(Collected data entries)
■ ■ ■ ■ ■

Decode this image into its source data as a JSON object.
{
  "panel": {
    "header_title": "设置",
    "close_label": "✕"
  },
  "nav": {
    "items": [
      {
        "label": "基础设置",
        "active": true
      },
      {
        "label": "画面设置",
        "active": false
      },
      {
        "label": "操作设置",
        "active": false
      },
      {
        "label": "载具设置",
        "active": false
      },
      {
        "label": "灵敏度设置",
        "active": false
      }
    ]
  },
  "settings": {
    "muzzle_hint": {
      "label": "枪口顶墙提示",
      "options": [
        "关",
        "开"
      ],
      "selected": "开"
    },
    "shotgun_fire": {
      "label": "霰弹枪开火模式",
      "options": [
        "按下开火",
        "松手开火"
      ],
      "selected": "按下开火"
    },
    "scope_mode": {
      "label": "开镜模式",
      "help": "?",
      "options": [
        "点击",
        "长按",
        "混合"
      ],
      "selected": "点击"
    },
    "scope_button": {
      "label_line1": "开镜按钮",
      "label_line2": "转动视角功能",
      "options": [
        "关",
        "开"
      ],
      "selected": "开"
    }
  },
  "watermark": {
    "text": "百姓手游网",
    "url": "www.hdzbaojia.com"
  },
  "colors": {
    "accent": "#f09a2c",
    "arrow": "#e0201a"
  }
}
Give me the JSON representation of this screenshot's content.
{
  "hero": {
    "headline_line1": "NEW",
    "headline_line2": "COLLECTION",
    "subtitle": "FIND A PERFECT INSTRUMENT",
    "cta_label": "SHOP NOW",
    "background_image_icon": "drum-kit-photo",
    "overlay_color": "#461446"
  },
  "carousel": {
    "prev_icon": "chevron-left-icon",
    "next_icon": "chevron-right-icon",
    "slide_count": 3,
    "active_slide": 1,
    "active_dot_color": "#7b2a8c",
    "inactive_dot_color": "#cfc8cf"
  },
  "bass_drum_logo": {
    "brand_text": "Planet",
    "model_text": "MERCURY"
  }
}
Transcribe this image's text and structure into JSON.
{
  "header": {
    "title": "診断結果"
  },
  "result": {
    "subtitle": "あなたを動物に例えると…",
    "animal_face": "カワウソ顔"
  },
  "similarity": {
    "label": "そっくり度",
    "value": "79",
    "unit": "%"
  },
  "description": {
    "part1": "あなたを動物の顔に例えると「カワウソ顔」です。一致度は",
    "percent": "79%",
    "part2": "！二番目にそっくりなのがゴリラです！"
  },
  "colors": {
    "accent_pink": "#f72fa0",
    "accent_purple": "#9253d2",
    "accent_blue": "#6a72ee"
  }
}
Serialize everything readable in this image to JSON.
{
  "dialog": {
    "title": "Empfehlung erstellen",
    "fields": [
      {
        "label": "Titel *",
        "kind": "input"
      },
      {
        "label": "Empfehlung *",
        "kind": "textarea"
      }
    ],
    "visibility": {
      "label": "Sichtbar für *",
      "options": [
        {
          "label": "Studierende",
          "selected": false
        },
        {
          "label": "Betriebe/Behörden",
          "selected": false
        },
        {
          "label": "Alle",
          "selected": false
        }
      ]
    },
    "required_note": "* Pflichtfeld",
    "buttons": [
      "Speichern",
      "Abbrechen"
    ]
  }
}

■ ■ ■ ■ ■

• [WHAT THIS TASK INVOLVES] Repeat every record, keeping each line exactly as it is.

• [WRITTEN RESPONSE]
Decode this image into its source data as a JSON object.
{
  "panel": {
    "header_title": "设置",
    "close_label": "✕"
  },
  "nav": {
    "items": [
      {
        "label": "基础设置",
        "active": true
      },
      {
        "label": "画面设置",
        "active": false
      },
      {
        "label": "操作设置",
        "active": false
      },
      {
        "label": "载具设置",
        "active": false
      },
      {
        "label": "灵敏度设置",
        "active": false
      }
    ]
  },
  "settings": {
    "muzzle_hint": {
      "label": "枪口顶墙提示",
      "options": [
        "关",
        "开"
      ],
      "selected": "开"
    },
    "shotgun_fire": {
      "label": "霰弹枪开火模式",
      "options": [
        "按下开火",
        "松手开火"
      ],
      "selected": "按下开火"
    },
    "scope_mode": {
      "label": "开镜模式",
      "help": "?",
      "options": [
        "点击",
        "长按",
        "混合"
      ],
      "selected": "点击"
    },
    "scope_button": {
      "label_line1": "开镜按钮",
      "label_line2": "转动视角功能",
      "options": [
        "关",
        "开"
      ],
      "selected": "开"
    }
  },
  "watermark": {
    "text": "百姓手游网",
    "url": "www.hdzbaojia.com"
  },
  "colors": {
    "accent": "#f09a2c",
    "arrow": "#e0201a"
  }
}
Give me the JSON representation of this screenshot's content.
{
  "hero": {
    "headline_line1": "NEW",
    "headline_line2": "COLLECTION",
    "subtitle": "FIND A PERFECT INSTRUMENT",
    "cta_label": "SHOP NOW",
    "background_image_icon": "drum-kit-photo",
    "overlay_color": "#461446"
  },
  "carousel": {
    "prev_icon": "chevron-left-icon",
    "next_icon": "chevron-right-icon",
    "slide_count": 3,
    "active_slide": 1,
    "active_dot_color": "#7b2a8c",
    "inactive_dot_color": "#cfc8cf"
  },
  "bass_drum_logo": {
    "brand_text": "Planet",
    "model_text": "MERCURY"
  }
}
Transcribe this image's text and structure into JSON.
{
  "header": {
    "title": "診断結果"
  },
  "result": {
    "subtitle": "あなたを動物に例えると…",
    "animal_face": "カワウソ顔"
  },
  "similarity": {
    "label": "そっくり度",
    "value": "79",
    "unit": "%"
  },
  "description": {
    "part1": "あなたを動物の顔に例えると「カワウソ顔」です。一致度は",
    "percent": "79%",
    "part2": "！二番目にそっくりなのがゴリラです！"
  },
  "colors": {
    "accent_pink": "#f72fa0",
    "accent_purple": "#9253d2",
    "accent_blue": "#6a72ee"
  }
}
Serialize everything readable in this image to JSON.
{
  "dialog": {
    "title": "Empfehlung erstellen",
    "fields": [
      {
        "label": "Titel *",
        "kind": "input"
      },
      {
        "label": "Empfehlung *",
        "kind": "textarea"
      }
    ],
    "visibility": {
      "label": "Sichtbar für *",
      "options": [
        {
          "label": "Studierende",
          "selected": false
        },
        {
          "label": "Betriebe/Behörden",
          "selected": false
        },
        {
          "label": "Alle",
          "selected": false
        }
      ]
    },
    "required_note": "* Pflichtfeld",
    "buttons": [
      "Speichern",
      "Abbrechen"
    ]
  }
}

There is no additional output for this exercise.